* _TASK PROMPT_: Each record that follows must be printed exactly as given.

* _MATERIAL SUPPLIED_:
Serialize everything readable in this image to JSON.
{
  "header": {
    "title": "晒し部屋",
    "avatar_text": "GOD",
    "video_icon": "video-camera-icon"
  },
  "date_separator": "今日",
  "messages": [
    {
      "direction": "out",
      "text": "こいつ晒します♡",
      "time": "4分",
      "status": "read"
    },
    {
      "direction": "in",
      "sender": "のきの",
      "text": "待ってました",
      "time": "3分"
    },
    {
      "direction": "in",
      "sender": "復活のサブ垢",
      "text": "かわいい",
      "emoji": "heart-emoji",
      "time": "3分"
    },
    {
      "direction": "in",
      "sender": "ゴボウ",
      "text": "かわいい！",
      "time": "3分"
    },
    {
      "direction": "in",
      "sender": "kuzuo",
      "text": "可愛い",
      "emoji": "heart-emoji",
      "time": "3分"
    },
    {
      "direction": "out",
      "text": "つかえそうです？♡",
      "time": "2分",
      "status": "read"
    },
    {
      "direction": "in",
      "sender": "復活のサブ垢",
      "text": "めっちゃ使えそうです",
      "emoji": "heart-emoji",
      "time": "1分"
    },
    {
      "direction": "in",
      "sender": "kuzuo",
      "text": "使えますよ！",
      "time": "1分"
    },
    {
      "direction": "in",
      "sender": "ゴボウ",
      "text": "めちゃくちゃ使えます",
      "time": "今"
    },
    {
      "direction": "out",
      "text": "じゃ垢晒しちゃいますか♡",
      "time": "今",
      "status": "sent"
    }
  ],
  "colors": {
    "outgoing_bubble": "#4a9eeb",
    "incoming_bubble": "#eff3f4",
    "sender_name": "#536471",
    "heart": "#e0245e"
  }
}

* _OUTPUT FOR THIS EXERCISE_:
Serialize everything readable in this image to JSON.
{
  "header": {
    "title": "晒し部屋",
    "avatar_text": "GOD",
    "video_icon": "video-camera-icon"
  },
  "date_separator": "今日",
  "messages": [
    {
      "direction": "out",
      "text": "こいつ晒します♡",
      "time": "4分",
      "status": "read"
    },
    {
      "direction": "in",
      "sender": "のきの",
      "text": "待ってました",
      "time": "3分"
    },
    {
      "direction": "in",
      "sender": "復活のサブ垢",
      "text": "かわいい",
      "emoji": "heart-emoji",
      "time": "3分"
    },
    {
      "direction": "in",
      "sender": "ゴボウ",
      "text": "かわいい！",
      "time": "3分"
    },
    {
      "direction": "in",
      "sender": "kuzuo",
      "text": "可愛い",
      "emoji": "heart-emoji",
      "time": "3分"
    },
    {
      "direction": "out",
      "text": "つかえそうです？♡",
      "time": "2分",
      "status": "read"
    },
    {
      "direction": "in",
      "sender": "復活のサブ垢",
      "text": "めっちゃ使えそうです",
      "emoji": "heart-emoji",
      "time": "1分"
    },
    {
      "direction": "in",
      "sender": "kuzuo",
      "text": "使えますよ！",
      "time": "1分"
    },
    {
      "direction": "in",
      "sender": "ゴボウ",
      "text": "めちゃくちゃ使えます",
      "time": "今"
    },
    {
      "direction": "out",
      "text": "じゃ垢晒しちゃいますか♡",
      "time": "今",
      "status": "sent"
    }
  ],
  "colors": {
    "outgoing_bubble": "#4a9eeb",
    "incoming_bubble": "#eff3f4",
    "sender_name": "#536471",
    "heart": "#e0245e"
  }
}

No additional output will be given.